## DESCRIPTION OF THE TASK
Please copy out the records that follow exactly as they stand.

Saved data entries
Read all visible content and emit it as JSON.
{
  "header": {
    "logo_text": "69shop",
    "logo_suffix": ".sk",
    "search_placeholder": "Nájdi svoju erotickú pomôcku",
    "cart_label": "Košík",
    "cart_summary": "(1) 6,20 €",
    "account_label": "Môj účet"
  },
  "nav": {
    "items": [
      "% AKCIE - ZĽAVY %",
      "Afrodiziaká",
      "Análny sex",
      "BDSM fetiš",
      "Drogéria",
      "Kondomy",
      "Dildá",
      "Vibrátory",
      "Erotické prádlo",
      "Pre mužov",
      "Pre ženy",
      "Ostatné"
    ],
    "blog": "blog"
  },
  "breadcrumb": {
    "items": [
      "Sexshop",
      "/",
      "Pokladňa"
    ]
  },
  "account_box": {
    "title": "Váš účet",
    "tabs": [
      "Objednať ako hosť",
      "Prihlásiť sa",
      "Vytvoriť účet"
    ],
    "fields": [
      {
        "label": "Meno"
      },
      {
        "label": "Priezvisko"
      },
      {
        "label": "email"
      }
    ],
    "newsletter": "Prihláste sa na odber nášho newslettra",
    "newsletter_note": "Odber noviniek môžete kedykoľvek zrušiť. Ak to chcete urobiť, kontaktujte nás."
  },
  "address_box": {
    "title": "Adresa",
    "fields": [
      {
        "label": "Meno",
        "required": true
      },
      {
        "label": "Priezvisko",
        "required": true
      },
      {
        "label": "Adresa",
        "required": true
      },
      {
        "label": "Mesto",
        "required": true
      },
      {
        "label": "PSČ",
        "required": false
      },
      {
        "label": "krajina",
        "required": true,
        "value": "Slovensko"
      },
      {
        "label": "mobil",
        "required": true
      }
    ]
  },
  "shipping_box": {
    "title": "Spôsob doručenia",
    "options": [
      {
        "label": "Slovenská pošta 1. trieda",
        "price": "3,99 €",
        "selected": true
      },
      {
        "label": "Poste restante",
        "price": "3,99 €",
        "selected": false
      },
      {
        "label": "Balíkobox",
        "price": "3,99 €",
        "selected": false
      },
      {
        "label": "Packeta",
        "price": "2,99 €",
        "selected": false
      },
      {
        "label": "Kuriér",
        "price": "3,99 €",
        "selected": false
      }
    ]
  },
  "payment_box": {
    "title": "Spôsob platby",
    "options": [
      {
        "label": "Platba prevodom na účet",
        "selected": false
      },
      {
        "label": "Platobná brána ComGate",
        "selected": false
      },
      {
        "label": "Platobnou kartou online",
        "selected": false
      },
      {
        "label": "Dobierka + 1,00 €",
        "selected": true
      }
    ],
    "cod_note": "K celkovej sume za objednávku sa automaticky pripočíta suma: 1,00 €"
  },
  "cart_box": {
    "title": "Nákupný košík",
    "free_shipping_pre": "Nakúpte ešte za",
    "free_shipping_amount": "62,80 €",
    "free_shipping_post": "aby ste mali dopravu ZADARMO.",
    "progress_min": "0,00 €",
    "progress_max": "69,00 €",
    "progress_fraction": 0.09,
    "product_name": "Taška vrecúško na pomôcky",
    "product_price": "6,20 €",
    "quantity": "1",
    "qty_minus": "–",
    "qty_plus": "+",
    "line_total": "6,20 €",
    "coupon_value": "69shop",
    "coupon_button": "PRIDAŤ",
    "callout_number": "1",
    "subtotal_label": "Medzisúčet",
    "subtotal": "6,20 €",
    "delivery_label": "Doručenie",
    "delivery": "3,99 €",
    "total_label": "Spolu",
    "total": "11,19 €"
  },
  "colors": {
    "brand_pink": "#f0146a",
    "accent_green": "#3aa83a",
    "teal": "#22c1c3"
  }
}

## TASK RESPONSE
Read all visible content and emit it as JSON.
{
  "header": {
    "logo_text": "69shop",
    "logo_suffix": ".sk",
    "search_placeholder": "Nájdi svoju erotickú pomôcku",
    "cart_label": "Košík",
    "cart_summary": "(1) 6,20 €",
    "account_label": "Môj účet"
  },
  "nav": {
    "items": [
      "% AKCIE - ZĽAVY %",
      "Afrodiziaká",
      "Análny sex",
      "BDSM fetiš",
      "Drogéria",
      "Kondomy",
      "Dildá",
      "Vibrátory",
      "Erotické prádlo",
      "Pre mužov",
      "Pre ženy",
      "Ostatné"
    ],
    "blog": "blog"
  },
  "breadcrumb": {
    "items": [
      "Sexshop",
      "/",
      "Pokladňa"
    ]
  },
  "account_box": {
    "title": "Váš účet",
    "tabs": [
      "Objednať ako hosť",
      "Prihlásiť sa",
      "Vytvoriť účet"
    ],
    "fields": [
      {
        "label": "Meno"
      },
      {
        "label": "Priezvisko"
      },
      {
        "label": "email"
      }
    ],
    "newsletter": "Prihláste sa na odber nášho newslettra",
    "newsletter_note": "Odber noviniek môžete kedykoľvek zrušiť. Ak to chcete urobiť, kontaktujte nás."
  },
  "address_box": {
    "title": "Adresa",
    "fields": [
      {
        "label": "Meno",
        "required": true
      },
      {
        "label": "Priezvisko",
        "required": true
      },
      {
        "label": "Adresa",
        "required": true
      },
      {
        "label": "Mesto",
        "required": true
      },
      {
        "label": "PSČ",
        "required": false
      },
      {
        "label": "krajina",
        "required": true,
        "value": "Slovensko"
      },
      {
        "label": "mobil",
        "required": true
      }
    ]
  },
  "shipping_box": {
    "title": "Spôsob doručenia",
    "options": [
      {
        "label": "Slovenská pošta 1. trieda",
        "price": "3,99 €",
        "selected": true
      },
      {
        "label": "Poste restante",
        "price": "3,99 €",
        "selected": false
      },
      {
        "label": "Balíkobox",
        "price": "3,99 €",
        "selected": false
      },
      {
        "label": "Packeta",
        "price": "2,99 €",
        "selected": false
      },
      {
        "label": "Kuriér",
        "price": "3,99 €",
        "selected": false
      }
    ]
  },
  "payment_box": {
    "title": "Spôsob platby",
    "options": [
      {
        "label": "Platba prevodom na účet",
        "selected": false
      },
      {
        "label": "Platobná brána ComGate",
        "selected": false
      },
      {
        "label": "Platobnou kartou online",
        "selected": false
      },
      {
        "label": "Dobierka + 1,00 €",
        "selected": true
      }
    ],
    "cod_note": "K celkovej sume za objednávku sa automaticky pripočíta suma: 1,00 €"
  },
  "cart_box": {
    "title": "Nákupný košík",
    "free_shipping_pre": "Nakúpte ešte za",
    "free_shipping_amount": "62,80 €",
    "free_shipping_post": "aby ste mali dopravu ZADARMO.",
    "progress_min": "0,00 €",
    "progress_max": "69,00 €",
    "progress_fraction": 0.09,
    "product_name": "Taška vrecúško na pomôcky",
    "product_price": "6,20 €",
    "quantity": "1",
    "qty_minus": "–",
    "qty_plus": "+",
    "line_total": "6,20 €",
    "coupon_value": "69shop",
    "coupon_button": "PRIDAŤ",
    "callout_number": "1",
    "subtotal_label": "Medzisúčet",
    "subtotal": "6,20 €",
    "delivery_label": "Doručenie",
    "delivery": "3,99 €",
    "total_label": "Spolu",
    "total": "11,19 €"
  },
  "colors": {
    "brand_pink": "#f0146a",
    "accent_green": "#3aa83a",
    "teal": "#22c1c3"
  }
}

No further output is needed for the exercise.